A number of people have received the fake emails -- one was even sent to the Herald newsdesk email address -- pretending to inform customers of a new security system to protect against "malicious cyber attack".

The email reads: "Dear Customer, We the Kiwibank security teams work day and night to keep your Kiwi Online account safe and secure from malicious cyber attack.

"We have improved our security system to protect you against such threats.


"We advise you to upgrade to our new system to secure and safeguard your account."

It then provides a link to a "log on" function to start the process.

Kiwibank confirmed the emails were spam, saying fraudsters would go to sophisticated lengths in their attempt to fool customers into parting with their hard-earned cash.

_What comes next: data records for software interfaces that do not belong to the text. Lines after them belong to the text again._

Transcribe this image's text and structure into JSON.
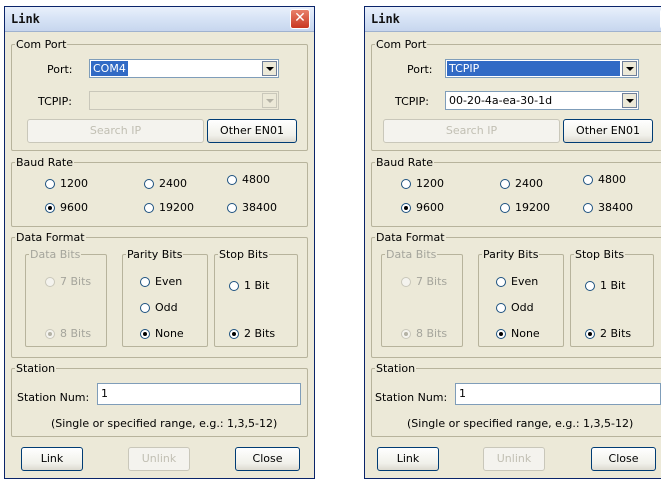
{
  "dialogs": [
    {
      "title": "Link",
      "close_glyph": "✕",
      "com_port": {
        "legend": "Com Port",
        "port_label": "Port:",
        "port_value": "COM4",
        "tcpip_label": "TCPIP:",
        "tcpip_value": "",
        "search_ip_label": "Search IP",
        "other_label": "Other EN01"
      },
      "baud_rate": {
        "legend": "Baud Rate",
        "options": [
          "1200",
          "2400",
          "4800",
          "9600",
          "19200",
          "38400"
        ],
        "selected": "9600"
      },
      "data_format": {
        "legend": "Data Format",
        "data_bits": {
          "legend": "Data Bits",
          "options": [
            "7 Bits",
            "8 Bits"
          ],
          "selected": "8 Bits"
        },
        "parity_bits": {
          "legend": "Parity Bits",
          "options": [
            "Even",
            "Odd",
            "None"
          ],
          "selected": "None"
        },
        "stop_bits": {
          "legend": "Stop Bits",
          "options": [
            "1 Bit",
            "2 Bits"
          ],
          "selected": "2 Bits"
        }
      },
      "station": {
        "legend": "Station",
        "label": "Station Num:",
        "value": "1",
        "hint": "(Single or specified range, e.g.: 1,3,5-12)"
      },
      "buttons": {
        "link": "Link",
        "unlink": "Unlink",
        "close": "Close"
      }
    },
    {
      "title": "Link",
      "close_glyph": "✕",
      "com_port": {
        "legend": "Com Port",
        "port_label": "Port:",
        "port_value": "TCPIP",
        "tcpip_label": "TCPIP:",
        "tcpip_value": "00-20-4a-ea-30-1d",
        "search_ip_label": "Search IP",
        "other_label": "Other EN01"
      },
      "baud_rate": {
        "legend": "Baud Rate",
        "options": [
          "1200",
          "2400",
          "4800",
          "9600",
          "19200",
          "38400"
        ],
        "selected": "9600"
      },
      "data_format": {
        "legend": "Data Format",
        "data_bits": {
          "legend": "Data Bits",
          "options": [
            "7 Bits",
            "8 Bits"
          ],
          "selected": "8 Bits"
        },
        "parity_bits": {
          "legend": "Parity Bits",
          "options": [
            "Even",
            "Odd",
            "None"
          ],
          "selected": "None"
        },
        "stop_bits": {
          "legend": "Stop Bits",
          "options": [
            "1 Bit",
            "2 Bits"
          ],
          "selected": "2 Bits"
        }
      },
      "station": {
        "legend": "Station",
        "label": "Station Num:",
        "value": "1",
        "hint": "(Single or specified range, e.g.: 1,3,5-12)"
      },
      "buttons": {
        "link": "Link",
        "unlink": "Unlink",
        "close": "Close"
      }
    }
  ]
}
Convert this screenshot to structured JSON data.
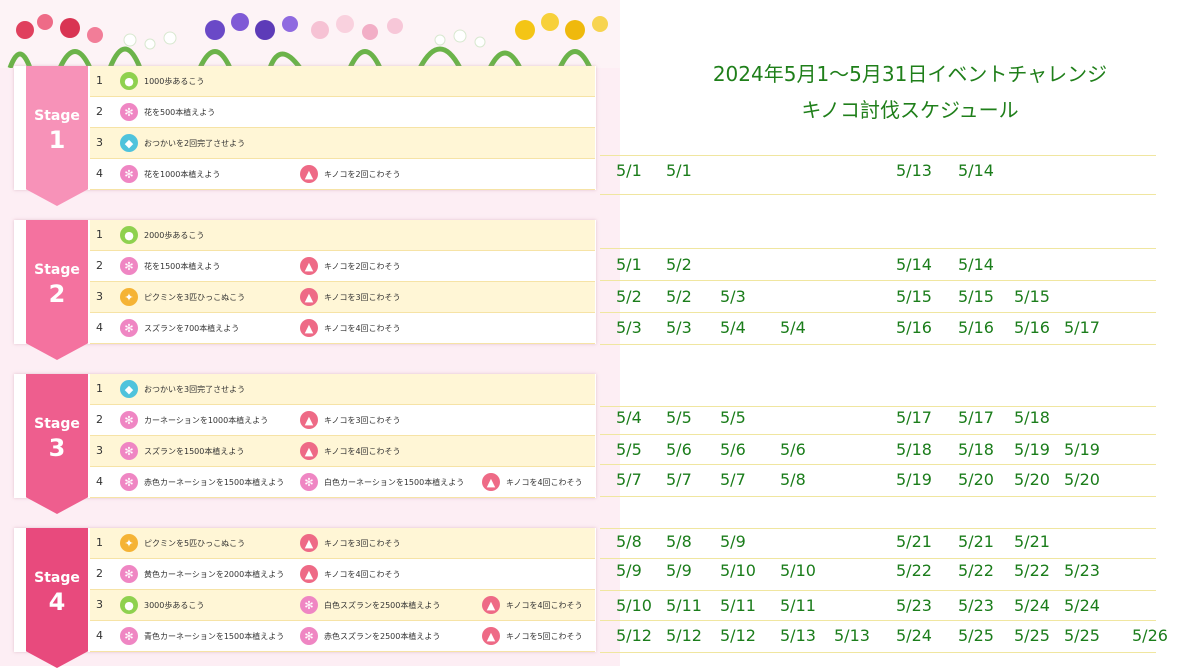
{
  "title": {
    "line1": "2024年5月1〜5月31日イベントチャレンジ",
    "line2": "キノコ討伐スケジュール"
  },
  "colors": {
    "stage1": "#f792b8",
    "stage2": "#f4729f",
    "stage3": "#ee5e8e",
    "stage4": "#e84a7d",
    "date_text": "#1b7d1b",
    "title_text": "#1f7f1a"
  },
  "stages": [
    {
      "label": "Stage",
      "number": "1",
      "rows": [
        {
          "num": "1",
          "tasks": [
            {
              "icon": "footprint-icon",
              "text": "1000歩あるこう"
            }
          ]
        },
        {
          "num": "2",
          "tasks": [
            {
              "icon": "flower-icon",
              "text": "花を500本植えよう"
            }
          ]
        },
        {
          "num": "3",
          "tasks": [
            {
              "icon": "errand-icon",
              "text": "おつかいを2回完了させよう"
            }
          ]
        },
        {
          "num": "4",
          "tasks": [
            {
              "icon": "flower-icon",
              "text": "花を1000本植えよう"
            },
            {
              "icon": "mushroom-icon",
              "text": "キノコを2回こわそう"
            }
          ]
        }
      ]
    },
    {
      "label": "Stage",
      "number": "2",
      "rows": [
        {
          "num": "1",
          "tasks": [
            {
              "icon": "footprint-icon",
              "text": "2000歩あるこう"
            }
          ]
        },
        {
          "num": "2",
          "tasks": [
            {
              "icon": "flower-icon",
              "text": "花を1500本植えよう"
            },
            {
              "icon": "mushroom-icon",
              "text": "キノコを2回こわそう"
            }
          ]
        },
        {
          "num": "3",
          "tasks": [
            {
              "icon": "pikmin-icon",
              "text": "ピクミンを3匹ひっこぬこう"
            },
            {
              "icon": "mushroom-icon",
              "text": "キノコを3回こわそう"
            }
          ]
        },
        {
          "num": "4",
          "tasks": [
            {
              "icon": "flower-icon",
              "text": "スズランを700本植えよう"
            },
            {
              "icon": "mushroom-icon",
              "text": "キノコを4回こわそう"
            }
          ]
        }
      ]
    },
    {
      "label": "Stage",
      "number": "3",
      "rows": [
        {
          "num": "1",
          "tasks": [
            {
              "icon": "errand-icon",
              "text": "おつかいを3回完了させよう"
            }
          ]
        },
        {
          "num": "2",
          "tasks": [
            {
              "icon": "flower-icon",
              "text": "カーネーションを1000本植えよう"
            },
            {
              "icon": "mushroom-icon",
              "text": "キノコを3回こわそう"
            }
          ]
        },
        {
          "num": "3",
          "tasks": [
            {
              "icon": "flower-icon",
              "text": "スズランを1500本植えよう"
            },
            {
              "icon": "mushroom-icon",
              "text": "キノコを4回こわそう"
            }
          ]
        },
        {
          "num": "4",
          "tasks": [
            {
              "icon": "flower-icon",
              "text": "赤色カーネーションを1500本植えよう"
            },
            {
              "icon": "flower-icon",
              "text": "白色カーネーションを1500本植えよう"
            },
            {
              "icon": "mushroom-icon",
              "text": "キノコを4回こわそう"
            }
          ]
        }
      ]
    },
    {
      "label": "Stage",
      "number": "4",
      "rows": [
        {
          "num": "1",
          "tasks": [
            {
              "icon": "pikmin-icon",
              "text": "ピクミンを5匹ひっこぬこう"
            },
            {
              "icon": "mushroom-icon",
              "text": "キノコを3回こわそう"
            }
          ]
        },
        {
          "num": "2",
          "tasks": [
            {
              "icon": "flower-icon",
              "text": "黄色カーネーションを2000本植えよう"
            },
            {
              "icon": "mushroom-icon",
              "text": "キノコを4回こわそう"
            }
          ]
        },
        {
          "num": "3",
          "tasks": [
            {
              "icon": "footprint-icon",
              "text": "3000歩あるこう"
            },
            {
              "icon": "flower-icon",
              "text": "白色スズランを2500本植えよう"
            },
            {
              "icon": "mushroom-icon",
              "text": "キノコを4回こわそう"
            }
          ]
        },
        {
          "num": "4",
          "tasks": [
            {
              "icon": "flower-icon",
              "text": "青色カーネーションを1500本植えよう"
            },
            {
              "icon": "flower-icon",
              "text": "赤色スズランを2500本植えよう"
            },
            {
              "icon": "mushroom-icon",
              "text": "キノコを5回こわそう"
            }
          ]
        }
      ]
    }
  ],
  "schedule": [
    [
      "5/1",
      "5/1",
      "",
      "",
      "",
      "5/13",
      "5/14",
      "",
      "",
      ""
    ],
    [
      "5/1",
      "5/2",
      "",
      "",
      "",
      "5/14",
      "5/14",
      "",
      "",
      ""
    ],
    [
      "5/2",
      "5/2",
      "5/3",
      "",
      "",
      "5/15",
      "5/15",
      "5/15",
      "",
      ""
    ],
    [
      "5/3",
      "5/3",
      "5/4",
      "5/4",
      "",
      "5/16",
      "5/16",
      "5/16",
      "5/17",
      ""
    ],
    [
      "5/4",
      "5/5",
      "5/5",
      "",
      "",
      "5/17",
      "5/17",
      "5/18",
      "",
      ""
    ],
    [
      "5/5",
      "5/6",
      "5/6",
      "5/6",
      "",
      "5/18",
      "5/18",
      "5/19",
      "5/19",
      ""
    ],
    [
      "5/7",
      "5/7",
      "5/7",
      "5/8",
      "",
      "5/19",
      "5/20",
      "5/20",
      "5/20",
      ""
    ],
    [
      "5/8",
      "5/8",
      "5/9",
      "",
      "",
      "5/21",
      "5/21",
      "5/21",
      "",
      ""
    ],
    [
      "5/9",
      "5/9",
      "5/10",
      "5/10",
      "",
      "5/22",
      "5/22",
      "5/22",
      "5/23",
      ""
    ],
    [
      "5/10",
      "5/11",
      "5/11",
      "5/11",
      "",
      "5/23",
      "5/23",
      "5/24",
      "5/24",
      ""
    ],
    [
      "5/12",
      "5/12",
      "5/12",
      "5/13",
      "5/13",
      "5/24",
      "5/25",
      "5/25",
      "5/25",
      "5/26"
    ]
  ]
}
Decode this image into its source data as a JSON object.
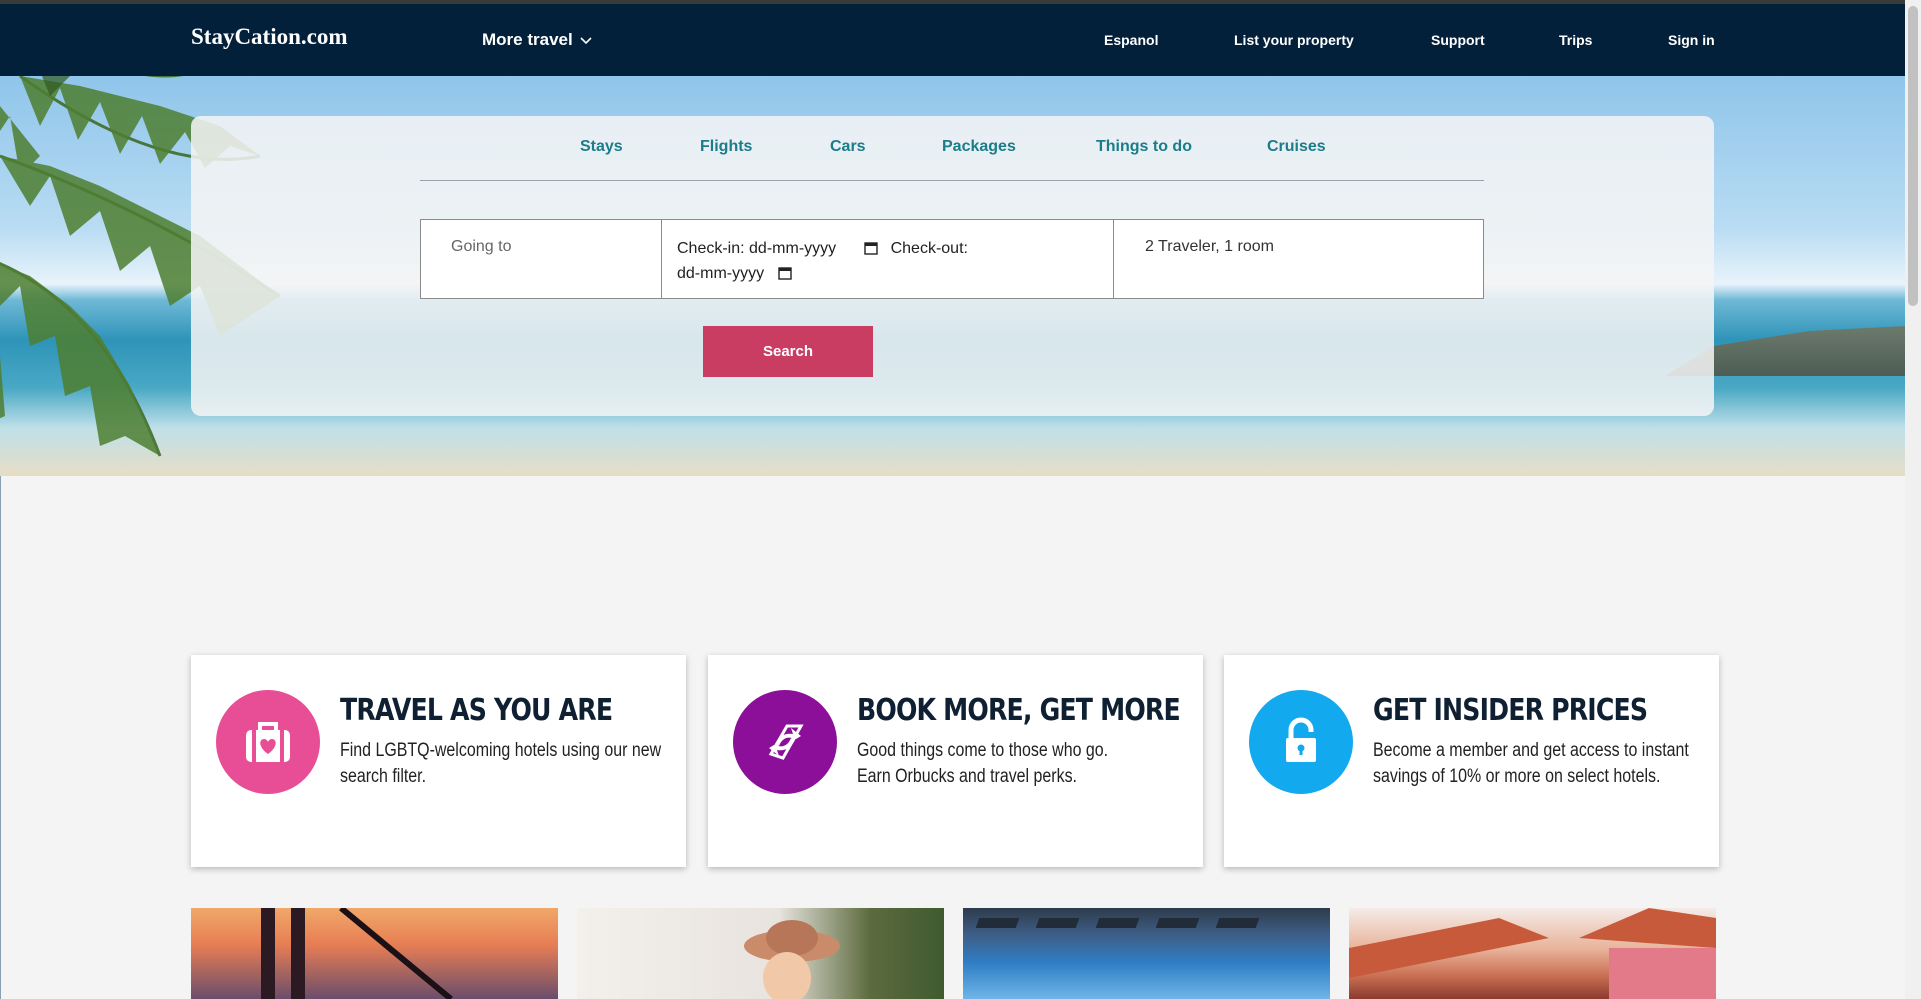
{
  "brand": "StayCation.com",
  "nav": {
    "more_travel": "More travel",
    "links": [
      "Espanol",
      "List your property",
      "Support",
      "Trips",
      "Sign in"
    ]
  },
  "search": {
    "tabs": [
      "Stays",
      "Flights",
      "Cars",
      "Packages",
      "Things to do",
      "Cruises"
    ],
    "going_to_placeholder": "Going to",
    "checkin_label": "Check-in:",
    "checkin_value": "dd-mm-yyyy",
    "checkout_label": "Check-out:",
    "checkout_value": "dd-mm-yyyy",
    "travelers": "2 Traveler, 1 room",
    "button": "Search"
  },
  "promos": [
    {
      "title": "TRAVEL AS YOU ARE",
      "text": "Find LGBTQ-welcoming hotels using our new search filter.",
      "icon": "suitcase-heart-icon",
      "color": "#e84e95"
    },
    {
      "title": "BOOK MORE, GET MORE",
      "text_line1": "Good things come to those who go.",
      "text_line2": "Earn Orbucks and travel perks.",
      "icon": "exchange-arrows-icon",
      "color": "#8b0f98"
    },
    {
      "title": "GET INSIDER PRICES",
      "text": "Become a member and get access to instant savings of 10% or more on select hotels.",
      "icon": "unlock-icon",
      "color": "#12a9ef"
    }
  ],
  "colors": {
    "navbar": "#03203a",
    "tab_text": "#1b7c8a",
    "search_button": "#c93d63"
  }
}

"In the past, you would often find there was broken English or grammatical mistakes [in the emails], but they wised up to that and use quite clever interpreters now," a Kiwibank spokesman said.

Such emails were sent out "all the time", he said, but "fortunately, people are wise to them now".

"It's not nearly like it used to be, because people are much wiser and do know that you will never be sent an email from the bank that requires you to put in your access and pin."

If in doubt, don't hesitate to telephone your bank to make sure, he said.


• Use a secure password, and do not write it down or share it with anyone. Change it every few months.


• Install anti-virus software on your computer, and regularly download updates to keep your computer safe.

• Only log into internet banking from the bank's secure website, or your bookmark bar. Never log into internet banking via a link from an email -- including if the email looks like it's been sent by your bank -- or via a link from another website.

• Never tell anyone else your password -- including in a response to an email request, even if that email appears to have been sent from your bank.

• Avoid logging into internet banking on a shared computer, such as one at the library, internet cafe or shop.

• Similarly, avoid using public networks to access your online account, such as free Wi-Fi services in libraries, cafes or airports.

• Do not leave your computer unattended while logged into internet banking.

• Be suspicious of emails and phone calls that appear to be from your bank asking for account information. Contact your bank on a number your are familiar with and you know is legitimate to confirm the email or phone call is genuine.

• Always log out and clear your computer's cache at the end of each session.

• Monitor your accounts regularly, paying attention to all transactions to make sure there is no suspicious activity.